The inspiration for this little walk down memory lane came from a post I read at CUSS.
Do you remember being twelve? I do. I remember turning twelve and thinking to myself, "Only six more years and I don't have to do anything I don't want to." It was a very liberating feeling.
I also remember it as the time of the roller rink. Friday nights. The smell of bad pizza and the sound of popular music and video games. From seven to nine on Friday nights I was free of my parents and able to do just about anything I wanted. Okay, so at the age of twelve this meant eating to much and failing to flirt with the boys I thought were cute, but still. It was a time and a place where I could taste the freedom I was dreaming of. My friends and I would meet up and spend two hours discussing all the really important things. Who had how many friendship rings. Who we liked and didn't like and most importantly which boys were looking at us and which boys were not. It was goundbreaking stuff.
As I got older, the rollerskating craze died out. We moved on to other entertainments. Innocent giggles and whispers behind our hands gave way to more adult talk and less innocent pursuits. The joy I felt at anticipating my 18th birthday began to fade as I learned what it really meant...a job, bills and less time to do the things I loved.
The memory of being twelve never left me though. I hung around in my mind like a friend you only see once or twice a year.
Two years ago, shortly after I had my son, my husband and I were at the local thrift store browsing. In the back room, hidden under old baseball gloves and dented bike helmets I found a pair of white ladies rollerskates. I got all kinds of nostalgic and excited and gladly laid out the $5.00. At home with my new found piece of childhood I put them on and after a couple of turns around the kitchen table, I went outside to bask in the feeling of the wind on my face and sun in my hair.

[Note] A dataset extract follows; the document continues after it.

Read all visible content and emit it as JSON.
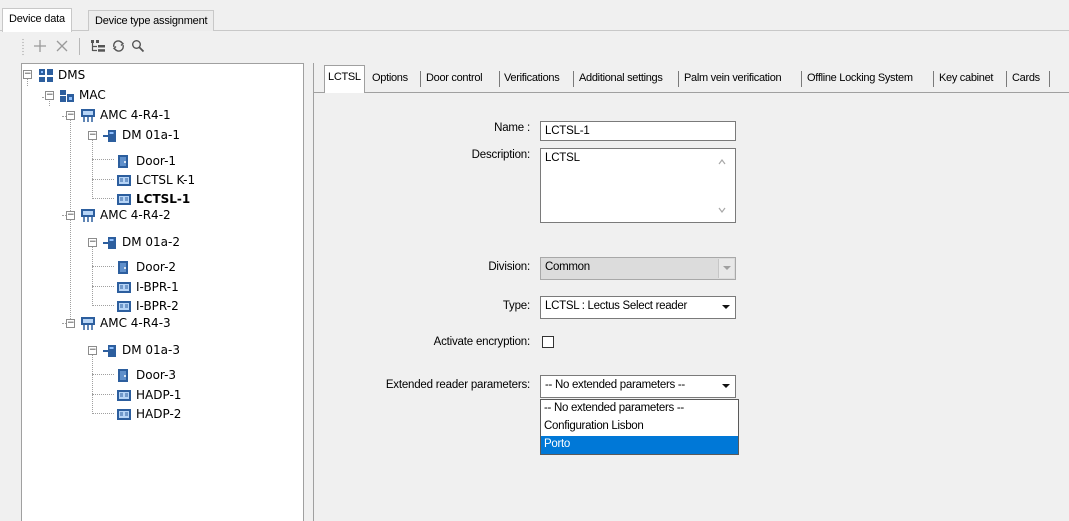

I realized two things almost instantly: (1) I hadn't rollerskated in twenty years and (2) I lived on a hill.
Now, these two things may not mean much by themselves, but combined with the wheels attached to my feet....well, you get the idea.
The little girl across the street stood in her driveway and watched me, a puzzled expression on her face. As I slammed into the tree at the end of my drive, she asked asked me what I was doing. When I said, "Rollerskating," she shook her head and said, "You aren't very good at it are you?" I laughed, clung to the tree and replied, "No. No I'm not very good at it."
And then I began to laugh. I had come outside to relive a part of my childhood and falied miserably, but the feeling of being twelve, of discovering myself and something new was clinging with me to that tree in that moment. I slid down to the sidewalk and took the skates off. I hadn't laughed that hard in years.